**Aim of the task**
Pull out each line of the records holding the string "arrow".

─── Listed records

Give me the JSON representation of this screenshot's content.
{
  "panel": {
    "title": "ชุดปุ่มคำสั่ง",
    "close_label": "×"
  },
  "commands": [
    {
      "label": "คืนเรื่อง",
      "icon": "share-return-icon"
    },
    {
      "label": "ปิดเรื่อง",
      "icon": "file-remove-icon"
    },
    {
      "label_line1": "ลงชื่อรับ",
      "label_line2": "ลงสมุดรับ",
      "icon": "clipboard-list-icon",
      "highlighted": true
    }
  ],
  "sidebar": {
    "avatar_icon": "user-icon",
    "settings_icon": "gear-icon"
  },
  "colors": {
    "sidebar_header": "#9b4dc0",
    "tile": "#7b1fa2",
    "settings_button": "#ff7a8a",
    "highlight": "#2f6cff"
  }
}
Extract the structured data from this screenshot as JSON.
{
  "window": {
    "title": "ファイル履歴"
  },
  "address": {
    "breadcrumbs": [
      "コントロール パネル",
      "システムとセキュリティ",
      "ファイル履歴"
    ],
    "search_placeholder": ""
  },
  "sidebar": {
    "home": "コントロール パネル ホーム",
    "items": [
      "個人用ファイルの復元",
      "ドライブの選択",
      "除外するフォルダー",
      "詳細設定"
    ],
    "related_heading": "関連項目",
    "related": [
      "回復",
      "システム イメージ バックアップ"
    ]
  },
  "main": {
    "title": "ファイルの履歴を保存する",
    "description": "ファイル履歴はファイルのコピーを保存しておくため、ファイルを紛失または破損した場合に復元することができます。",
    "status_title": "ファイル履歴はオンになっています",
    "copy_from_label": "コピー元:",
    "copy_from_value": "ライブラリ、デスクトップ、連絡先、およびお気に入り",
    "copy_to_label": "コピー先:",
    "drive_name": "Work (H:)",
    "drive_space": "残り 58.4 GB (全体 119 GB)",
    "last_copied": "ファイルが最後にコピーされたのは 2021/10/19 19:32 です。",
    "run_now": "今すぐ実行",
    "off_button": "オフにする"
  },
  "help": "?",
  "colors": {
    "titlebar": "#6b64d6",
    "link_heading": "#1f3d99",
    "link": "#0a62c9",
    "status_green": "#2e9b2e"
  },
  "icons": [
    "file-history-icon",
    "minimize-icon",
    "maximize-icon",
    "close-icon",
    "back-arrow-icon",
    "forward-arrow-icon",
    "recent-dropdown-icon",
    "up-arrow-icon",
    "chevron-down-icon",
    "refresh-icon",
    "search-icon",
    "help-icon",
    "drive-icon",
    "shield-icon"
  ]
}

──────

**Response to the exercise**
    "back-arrow-icon",
    "forward-arrow-icon",
    "up-arrow-icon",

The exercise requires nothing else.